[DESCRIPTION OF THE TASK]: Copy each line in the data below that contains the word "italy".

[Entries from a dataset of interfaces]
▼

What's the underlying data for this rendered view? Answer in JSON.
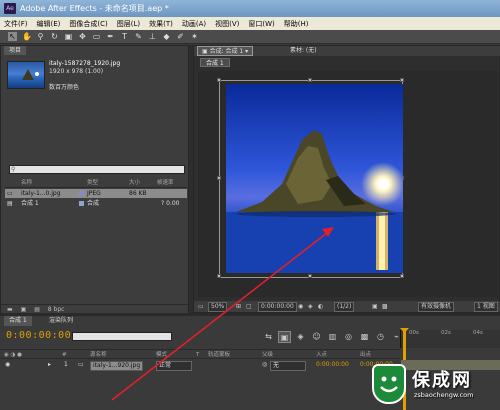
{
  "window": {
    "title": "Adobe After Effects - 未命名项目.aep *",
    "app_icon": "Ae"
  },
  "menu": [
    "文件(F)",
    "编辑(E)",
    "图像合成(C)",
    "图层(L)",
    "效果(T)",
    "动画(A)",
    "视图(V)",
    "窗口(W)",
    "帮助(H)"
  ],
  "tools": [
    "selection-tool",
    "hand-tool",
    "zoom-tool",
    "rotate-tool",
    "camera-tool",
    "pan-behind-tool",
    "rectangle-tool",
    "pen-tool",
    "text-tool",
    "brush-tool",
    "clone-stamp-tool",
    "eraser-tool",
    "roto-brush-tool",
    "puppet-tool"
  ],
  "project": {
    "tab": "项目",
    "selected_name": "italy-1587278_1920.jpg",
    "selected_dims": "1920 x 978 (1.00)",
    "selected_color": "数百万颜色",
    "columns": [
      "名称",
      "类型",
      "大小",
      "帧速率"
    ],
    "items": [
      {
        "name": "italy-1...0.jpg",
        "type": "JPEG",
        "size": "86 KB",
        "fps": "",
        "color": "#8a8ac8"
      },
      {
        "name": "合成 1",
        "type": "合成",
        "size": "",
        "fps": "? 0.00",
        "color": "#8aa6c8"
      }
    ],
    "bit_depth": "8 bpc"
  },
  "composition": {
    "tab": "合成: 合成 1",
    "tab2": "素材: (无)",
    "subtab": "合成 1",
    "zoom": "50%",
    "timecode": "0:00:00:00",
    "resolution": "(1/2)",
    "camera": "有效摄像机",
    "views": "1 视图"
  },
  "timeline": {
    "tab": "合成 1",
    "tab2": "渲染队列",
    "timecode": "0:00:00:00",
    "columns": [
      "#",
      "源名称",
      "模式",
      "T",
      "轨道蒙板",
      "父级",
      "入点",
      "出点"
    ],
    "layer": {
      "index": "1",
      "name": "italy-1...920.jpg",
      "mode": "正常",
      "parent": "无",
      "in": "0:00:00:00",
      "out": "0:00:00:00"
    },
    "ruler_labels": [
      "00s",
      "02s",
      "04s"
    ]
  },
  "watermark": {
    "brand": "保成网",
    "url": "zsbaochengw.com"
  },
  "colors": {
    "timecode": "#e0a000",
    "arrow": "#e0202a",
    "watermark_green": "#1d8a3a"
  }
}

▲

[RESULT]:
    "selected_name": "italy-1587278_1920.jpg",
        "name": "italy-1...0.jpg",
      "name": "italy-1...920.jpg",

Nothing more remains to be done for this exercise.